Records from a data source:
━━━━━━━━━━━━━━━━
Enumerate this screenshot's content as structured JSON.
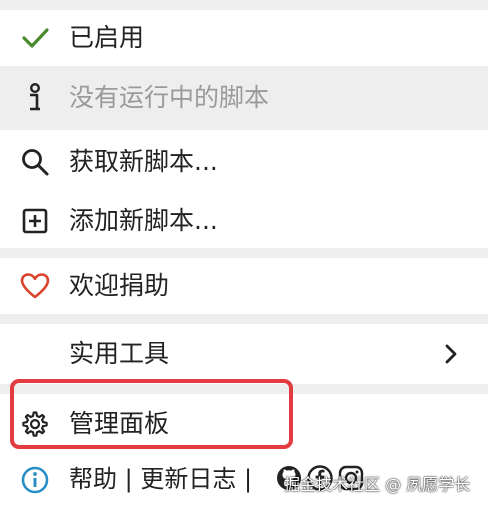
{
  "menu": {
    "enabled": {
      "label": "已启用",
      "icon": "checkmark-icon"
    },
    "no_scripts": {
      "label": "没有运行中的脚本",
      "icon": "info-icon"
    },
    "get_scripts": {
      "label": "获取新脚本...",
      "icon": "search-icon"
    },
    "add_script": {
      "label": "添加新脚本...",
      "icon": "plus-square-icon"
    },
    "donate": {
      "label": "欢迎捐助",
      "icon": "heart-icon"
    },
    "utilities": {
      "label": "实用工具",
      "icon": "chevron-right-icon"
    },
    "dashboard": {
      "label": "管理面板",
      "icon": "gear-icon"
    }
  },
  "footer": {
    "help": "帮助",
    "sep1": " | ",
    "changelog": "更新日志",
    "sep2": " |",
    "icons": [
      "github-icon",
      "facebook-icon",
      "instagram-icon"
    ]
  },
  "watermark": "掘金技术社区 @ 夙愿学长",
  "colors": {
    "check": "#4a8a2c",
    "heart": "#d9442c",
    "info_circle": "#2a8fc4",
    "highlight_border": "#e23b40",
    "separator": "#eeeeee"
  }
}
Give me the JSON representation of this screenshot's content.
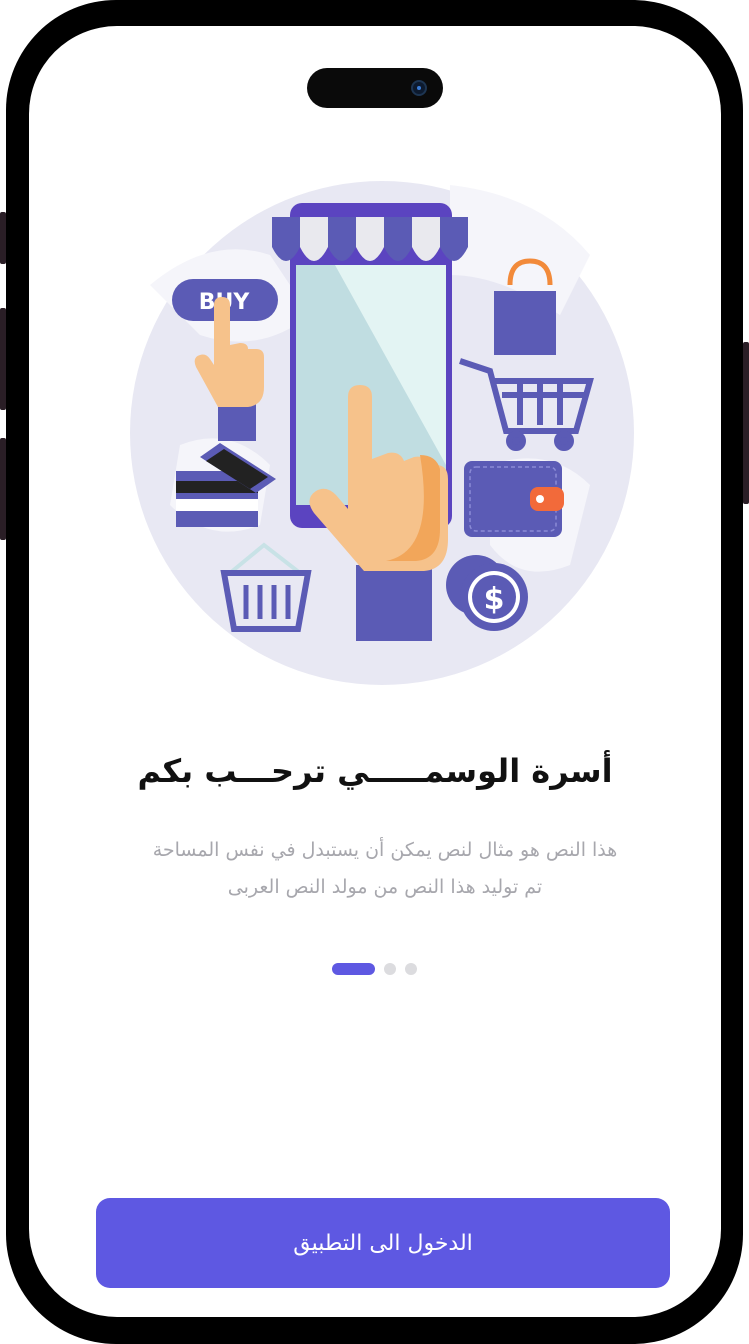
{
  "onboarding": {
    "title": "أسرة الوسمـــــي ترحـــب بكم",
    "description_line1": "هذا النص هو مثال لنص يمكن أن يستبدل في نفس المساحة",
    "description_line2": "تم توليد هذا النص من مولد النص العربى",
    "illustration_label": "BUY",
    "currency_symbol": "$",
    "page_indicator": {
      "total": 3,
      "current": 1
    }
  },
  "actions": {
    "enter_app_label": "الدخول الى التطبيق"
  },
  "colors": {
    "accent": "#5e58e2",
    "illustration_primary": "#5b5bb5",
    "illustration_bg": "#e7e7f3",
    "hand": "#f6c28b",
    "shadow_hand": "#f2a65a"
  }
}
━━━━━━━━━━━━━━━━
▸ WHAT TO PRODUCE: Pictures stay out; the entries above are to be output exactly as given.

▸ RESPONSE AREA:
Enumerate this screenshot's content as structured JSON.
{
  "menu": {
    "enabled": {
      "label": "已启用",
      "icon": "checkmark-icon"
    },
    "no_scripts": {
      "label": "没有运行中的脚本",
      "icon": "info-icon"
    },
    "get_scripts": {
      "label": "获取新脚本...",
      "icon": "search-icon"
    },
    "add_script": {
      "label": "添加新脚本...",
      "icon": "plus-square-icon"
    },
    "donate": {
      "label": "欢迎捐助",
      "icon": "heart-icon"
    },
    "utilities": {
      "label": "实用工具",
      "icon": "chevron-right-icon"
    },
    "dashboard": {
      "label": "管理面板",
      "icon": "gear-icon"
    }
  },
  "footer": {
    "help": "帮助",
    "sep1": " | ",
    "changelog": "更新日志",
    "sep2": " |",
    "icons": [
      "github-icon",
      "facebook-icon",
      "instagram-icon"
    ]
  },
  "watermark": "掘金技术社区 @ 夙愿学长",
  "colors": {
    "check": "#4a8a2c",
    "heart": "#d9442c",
    "info_circle": "#2a8fc4",
    "highlight_border": "#e23b40",
    "separator": "#eeeeee"
  }
}
Give me the JSON representation of this screenshot's content.
{
  "onboarding": {
    "title": "أسرة الوسمـــــي ترحـــب بكم",
    "description_line1": "هذا النص هو مثال لنص يمكن أن يستبدل في نفس المساحة",
    "description_line2": "تم توليد هذا النص من مولد النص العربى",
    "illustration_label": "BUY",
    "currency_symbol": "$",
    "page_indicator": {
      "total": 3,
      "current": 1
    }
  },
  "actions": {
    "enter_app_label": "الدخول الى التطبيق"
  },
  "colors": {
    "accent": "#5e58e2",
    "illustration_primary": "#5b5bb5",
    "illustration_bg": "#e7e7f3",
    "hand": "#f6c28b",
    "shadow_hand": "#f2a65a"
  }
}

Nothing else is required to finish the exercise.